- **Work order**
Copy the entries word for word. Keep the pictures out.

Website and app data records:

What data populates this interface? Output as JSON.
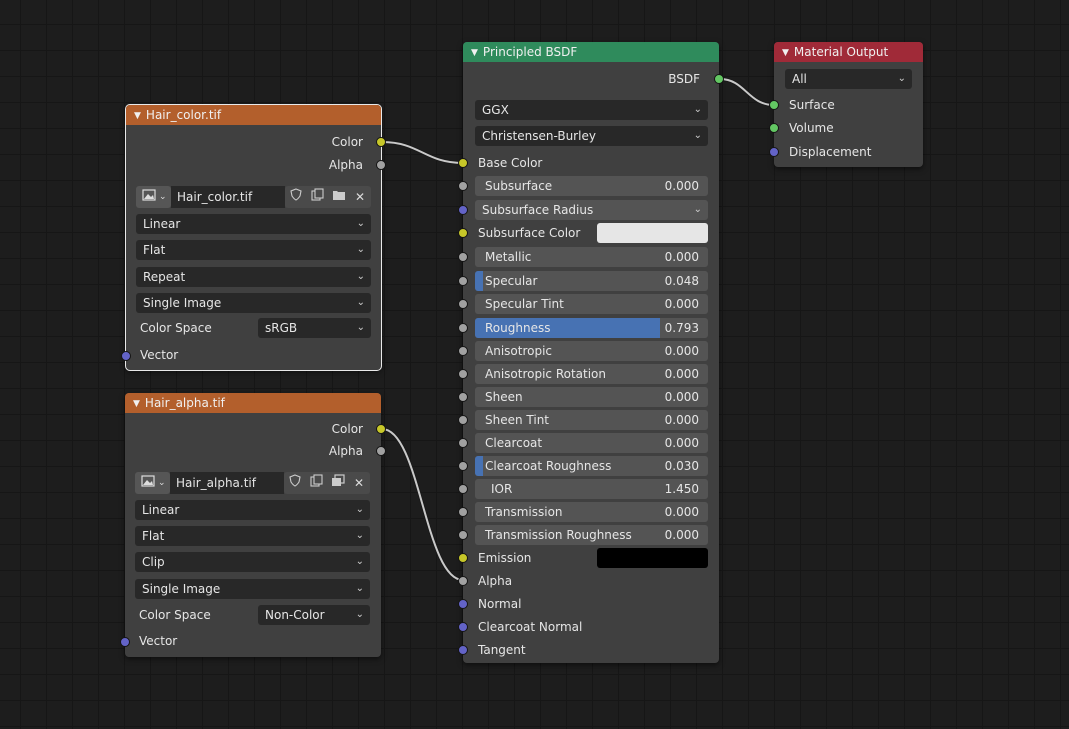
{
  "colors": {
    "texture_header": "#b35f2c",
    "shader_header": "#2f8b5c",
    "output_header": "#a02a38",
    "socket_color": "#c7c729",
    "socket_float": "#a1a1a1",
    "socket_shader": "#63c763",
    "socket_vector": "#6363c7",
    "slider_fill": "#4772b3"
  },
  "hair_color_node": {
    "title": "Hair_color.tif",
    "outputs": {
      "color": "Color",
      "alpha": "Alpha"
    },
    "image_name": "Hair_color.tif",
    "interpolation": "Linear",
    "projection": "Flat",
    "extension": "Repeat",
    "source": "Single Image",
    "color_space_label": "Color Space",
    "color_space": "sRGB",
    "vector_label": "Vector",
    "icons": [
      "image-browse-icon",
      "fake-user-shield-icon",
      "duplicate-icon",
      "open-folder-icon",
      "unlink-x-icon"
    ]
  },
  "hair_alpha_node": {
    "title": "Hair_alpha.tif",
    "outputs": {
      "color": "Color",
      "alpha": "Alpha"
    },
    "image_name": "Hair_alpha.tif",
    "interpolation": "Linear",
    "projection": "Flat",
    "extension": "Clip",
    "source": "Single Image",
    "color_space_label": "Color Space",
    "color_space": "Non-Color",
    "vector_label": "Vector",
    "icons": [
      "image-browse-icon",
      "fake-user-shield-icon",
      "duplicate-icon",
      "reload-icon",
      "unlink-x-icon"
    ]
  },
  "bsdf_node": {
    "title": "Principled BSDF",
    "output_label": "BSDF",
    "distribution": "GGX",
    "subsurface_method": "Christensen-Burley",
    "base_color_label": "Base Color",
    "subsurface": {
      "label": "Subsurface",
      "value": "0.000",
      "fraction": 0
    },
    "subsurface_radius_label": "Subsurface Radius",
    "subsurface_color_label": "Subsurface Color",
    "subsurface_color": "#e6e6e6",
    "metallic": {
      "label": "Metallic",
      "value": "0.000",
      "fraction": 0
    },
    "specular": {
      "label": "Specular",
      "value": "0.048",
      "fraction": 0.048
    },
    "specular_tint": {
      "label": "Specular Tint",
      "value": "0.000",
      "fraction": 0
    },
    "roughness": {
      "label": "Roughness",
      "value": "0.793",
      "fraction": 0.793
    },
    "anisotropic": {
      "label": "Anisotropic",
      "value": "0.000",
      "fraction": 0
    },
    "anisotropic_rotation": {
      "label": "Anisotropic Rotation",
      "value": "0.000",
      "fraction": 0
    },
    "sheen": {
      "label": "Sheen",
      "value": "0.000",
      "fraction": 0
    },
    "sheen_tint": {
      "label": "Sheen Tint",
      "value": "0.000",
      "fraction": 0
    },
    "clearcoat": {
      "label": "Clearcoat",
      "value": "0.000",
      "fraction": 0
    },
    "clearcoat_roughness": {
      "label": "Clearcoat Roughness",
      "value": "0.030",
      "fraction": 0.03
    },
    "ior": {
      "label": "IOR",
      "value": "1.450"
    },
    "transmission": {
      "label": "Transmission",
      "value": "0.000",
      "fraction": 0
    },
    "transmission_roughness": {
      "label": "Transmission Roughness",
      "value": "0.000",
      "fraction": 0
    },
    "emission_label": "Emission",
    "emission_color": "#000000",
    "alpha_label": "Alpha",
    "normal_label": "Normal",
    "clearcoat_normal_label": "Clearcoat Normal",
    "tangent_label": "Tangent"
  },
  "output_node": {
    "title": "Material Output",
    "target": "All",
    "surface_label": "Surface",
    "volume_label": "Volume",
    "displacement_label": "Displacement"
  }
}
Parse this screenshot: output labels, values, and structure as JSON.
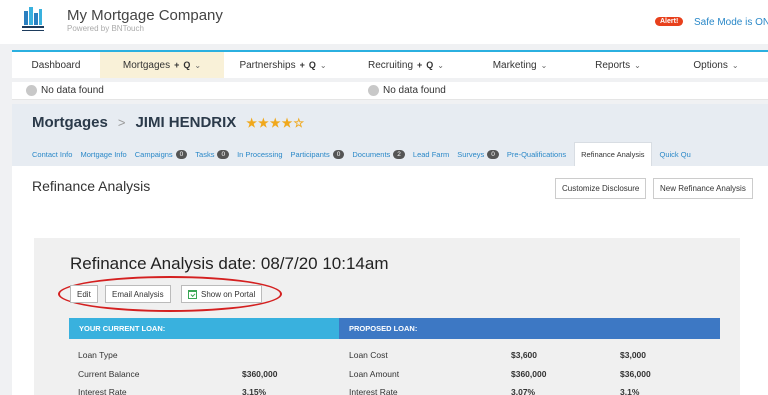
{
  "app": {
    "brand": "My Mortgage Company",
    "brand_sub": "Powered by BNTouch",
    "alert_label": "Alert!",
    "safe_mode": "Safe Mode is ON"
  },
  "nav": {
    "items": [
      {
        "label": "Dashboard",
        "extras": false
      },
      {
        "label": "Mortgages",
        "extras": true,
        "active": true
      },
      {
        "label": "Partnerships",
        "extras": true
      },
      {
        "label": "Recruiting",
        "extras": true
      },
      {
        "label": "Marketing",
        "extras": false
      },
      {
        "label": "Reports",
        "extras": false
      },
      {
        "label": "Options",
        "extras": false
      }
    ],
    "plus": "+",
    "search": "Q",
    "chevron": "⌄"
  },
  "nodata": {
    "left": "No data found",
    "right": "No data found"
  },
  "breadcrumb": {
    "section": "Mortgages",
    "sep": ">",
    "name": "JIMI HENDRIX",
    "stars": "★★★★☆"
  },
  "subtabs": [
    {
      "label": "Contact Info"
    },
    {
      "label": "Mortgage Info"
    },
    {
      "label": "Campaigns",
      "count": "0"
    },
    {
      "label": "Tasks",
      "count": "0"
    },
    {
      "label": "In Processing"
    },
    {
      "label": "Participants",
      "count": "0"
    },
    {
      "label": "Documents",
      "count": "2"
    },
    {
      "label": "Lead Farm"
    },
    {
      "label": "Surveys",
      "count": "0"
    },
    {
      "label": "Pre-Qualifications"
    },
    {
      "label": "Refinance Analysis",
      "active": true
    },
    {
      "label": "Quick Qu"
    }
  ],
  "page": {
    "title": "Refinance Analysis",
    "customize_btn": "Customize Disclosure",
    "new_btn": "New Refinance Analysis"
  },
  "analysis": {
    "date_label": "Refinance Analysis date: 08/7/20 10:14am",
    "edit_btn": "Edit",
    "email_btn": "Email Analysis",
    "portal_btn": "Show on Portal",
    "current_header": "YOUR CURRENT LOAN:",
    "proposed_header": "PROPOSED LOAN:",
    "rows": [
      {
        "c_label": "Loan Type",
        "c_val": "",
        "p_label": "Loan Cost",
        "p_val1": "$3,600",
        "p_val2": "$3,000"
      },
      {
        "c_label": "Current Balance",
        "c_val": "$360,000",
        "p_label": "Loan Amount",
        "p_val1": "$360,000",
        "p_val2": "$36,000"
      },
      {
        "c_label": "Interest Rate",
        "c_val": "3.15%",
        "p_label": "Interest Rate",
        "p_val1": "3.07%",
        "p_val2": "3.1%"
      }
    ]
  },
  "colors": {
    "accent": "#2bb0e0",
    "current_header": "#39b1de",
    "proposed_header": "#3d78c4",
    "alert": "#e8401c",
    "annotation": "#d42020"
  }
}
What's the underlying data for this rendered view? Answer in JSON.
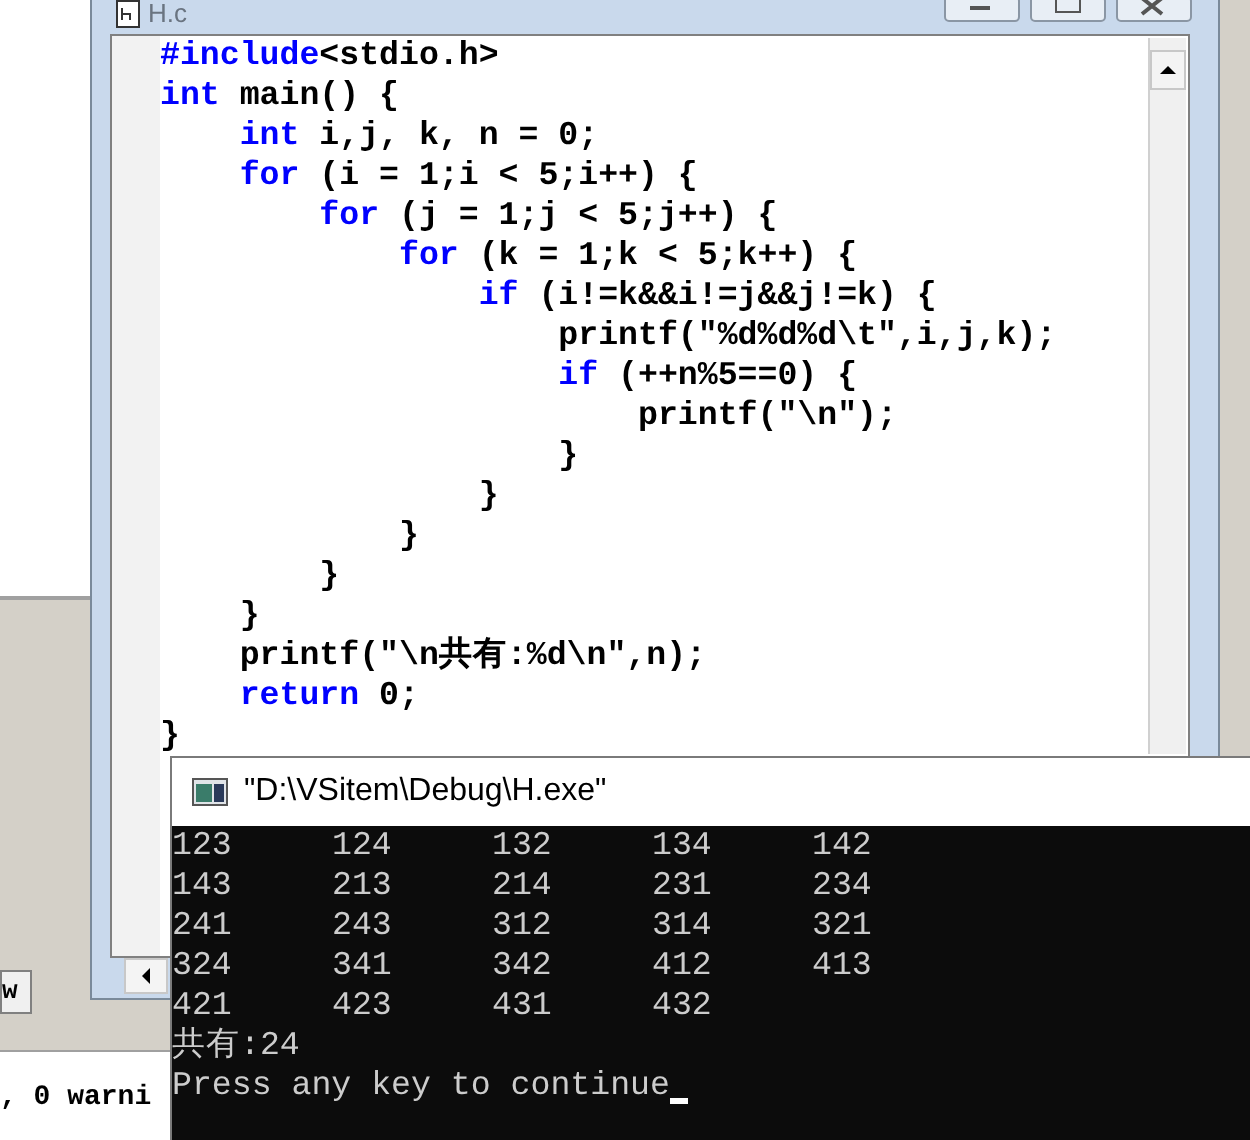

- **Finished task**
What data populates this interface? Output as JSON.
{
  "colors": {
    "texture_header": "#b35f2c",
    "shader_header": "#2f8b5c",
    "output_header": "#a02a38",
    "socket_color": "#c7c729",
    "socket_float": "#a1a1a1",
    "socket_shader": "#63c763",
    "socket_vector": "#6363c7",
    "slider_fill": "#4772b3"
  },
  "hair_color_node": {
    "title": "Hair_color.tif",
    "outputs": {
      "color": "Color",
      "alpha": "Alpha"
    },
    "image_name": "Hair_color.tif",
    "interpolation": "Linear",
    "projection": "Flat",
    "extension": "Repeat",
    "source": "Single Image",
    "color_space_label": "Color Space",
    "color_space": "sRGB",
    "vector_label": "Vector",
    "icons": [
      "image-browse-icon",
      "fake-user-shield-icon",
      "duplicate-icon",
      "open-folder-icon",
      "unlink-x-icon"
    ]
  },
  "hair_alpha_node": {
    "title": "Hair_alpha.tif",
    "outputs": {
      "color": "Color",
      "alpha": "Alpha"
    },
    "image_name": "Hair_alpha.tif",
    "interpolation": "Linear",
    "projection": "Flat",
    "extension": "Clip",
    "source": "Single Image",
    "color_space_label": "Color Space",
    "color_space": "Non-Color",
    "vector_label": "Vector",
    "icons": [
      "image-browse-icon",
      "fake-user-shield-icon",
      "duplicate-icon",
      "reload-icon",
      "unlink-x-icon"
    ]
  },
  "bsdf_node": {
    "title": "Principled BSDF",
    "output_label": "BSDF",
    "distribution": "GGX",
    "subsurface_method": "Christensen-Burley",
    "base_color_label": "Base Color",
    "subsurface": {
      "label": "Subsurface",
      "value": "0.000",
      "fraction": 0
    },
    "subsurface_radius_label": "Subsurface Radius",
    "subsurface_color_label": "Subsurface Color",
    "subsurface_color": "#e6e6e6",
    "metallic": {
      "label": "Metallic",
      "value": "0.000",
      "fraction": 0
    },
    "specular": {
      "label": "Specular",
      "value": "0.048",
      "fraction": 0.048
    },
    "specular_tint": {
      "label": "Specular Tint",
      "value": "0.000",
      "fraction": 0
    },
    "roughness": {
      "label": "Roughness",
      "value": "0.793",
      "fraction": 0.793
    },
    "anisotropic": {
      "label": "Anisotropic",
      "value": "0.000",
      "fraction": 0
    },
    "anisotropic_rotation": {
      "label": "Anisotropic Rotation",
      "value": "0.000",
      "fraction": 0
    },
    "sheen": {
      "label": "Sheen",
      "value": "0.000",
      "fraction": 0
    },
    "sheen_tint": {
      "label": "Sheen Tint",
      "value": "0.000",
      "fraction": 0
    },
    "clearcoat": {
      "label": "Clearcoat",
      "value": "0.000",
      "fraction": 0
    },
    "clearcoat_roughness": {
      "label": "Clearcoat Roughness",
      "value": "0.030",
      "fraction": 0.03
    },
    "ior": {
      "label": "IOR",
      "value": "1.450"
    },
    "transmission": {
      "label": "Transmission",
      "value": "0.000",
      "fraction": 0
    },
    "transmission_roughness": {
      "label": "Transmission Roughness",
      "value": "0.000",
      "fraction": 0
    },
    "emission_label": "Emission",
    "emission_color": "#000000",
    "alpha_label": "Alpha",
    "normal_label": "Normal",
    "clearcoat_normal_label": "Clearcoat Normal",
    "tangent_label": "Tangent"
  },
  "output_node": {
    "title": "Material Output",
    "target": "All",
    "surface_label": "Surface",
    "volume_label": "Volume",
    "displacement_label": "Displacement"
  }
}
Parse this screenshot: output labels, values, and structure as JSON.
{
  "app": {
    "brand": "My Mortgage Company",
    "brand_sub": "Powered by BNTouch",
    "alert_label": "Alert!",
    "safe_mode": "Safe Mode is ON"
  },
  "nav": {
    "items": [
      {
        "label": "Dashboard",
        "extras": false
      },
      {
        "label": "Mortgages",
        "extras": true,
        "active": true
      },
      {
        "label": "Partnerships",
        "extras": true
      },
      {
        "label": "Recruiting",
        "extras": true
      },
      {
        "label": "Marketing",
        "extras": false
      },
      {
        "label": "Reports",
        "extras": false
      },
      {
        "label": "Options",
        "extras": false
      }
    ],
    "plus": "+",
    "search": "Q",
    "chevron": "⌄"
  },
  "nodata": {
    "left": "No data found",
    "right": "No data found"
  },
  "breadcrumb": {
    "section": "Mortgages",
    "sep": ">",
    "name": "JIMI HENDRIX",
    "stars": "★★★★☆"
  },
  "subtabs": [
    {
      "label": "Contact Info"
    },
    {
      "label": "Mortgage Info"
    },
    {
      "label": "Campaigns",
      "count": "0"
    },
    {
      "label": "Tasks",
      "count": "0"
    },
    {
      "label": "In Processing"
    },
    {
      "label": "Participants",
      "count": "0"
    },
    {
      "label": "Documents",
      "count": "2"
    },
    {
      "label": "Lead Farm"
    },
    {
      "label": "Surveys",
      "count": "0"
    },
    {
      "label": "Pre-Qualifications"
    },
    {
      "label": "Refinance Analysis",
      "active": true
    },
    {
      "label": "Quick Qu"
    }
  ],
  "page": {
    "title": "Refinance Analysis",
    "customize_btn": "Customize Disclosure",
    "new_btn": "New Refinance Analysis"
  },
  "analysis": {
    "date_label": "Refinance Analysis date: 08/7/20 10:14am",
    "edit_btn": "Edit",
    "email_btn": "Email Analysis",
    "portal_btn": "Show on Portal",
    "current_header": "YOUR CURRENT LOAN:",
    "proposed_header": "PROPOSED LOAN:",
    "rows": [
      {
        "c_label": "Loan Type",
        "c_val": "",
        "p_label": "Loan Cost",
        "p_val1": "$3,600",
        "p_val2": "$3,000"
      },
      {
        "c_label": "Current Balance",
        "c_val": "$360,000",
        "p_label": "Loan Amount",
        "p_val1": "$360,000",
        "p_val2": "$36,000"
      },
      {
        "c_label": "Interest Rate",
        "c_val": "3.15%",
        "p_label": "Interest Rate",
        "p_val1": "3.07%",
        "p_val2": "3.1%"
      }
    ]
  },
  "colors": {
    "accent": "#2bb0e0",
    "current_header": "#39b1de",
    "proposed_header": "#3d78c4",
    "alert": "#e8401c",
    "annotation": "#d42020"
  }
}
What's the underlying data for this rendered view? Answer in JSON.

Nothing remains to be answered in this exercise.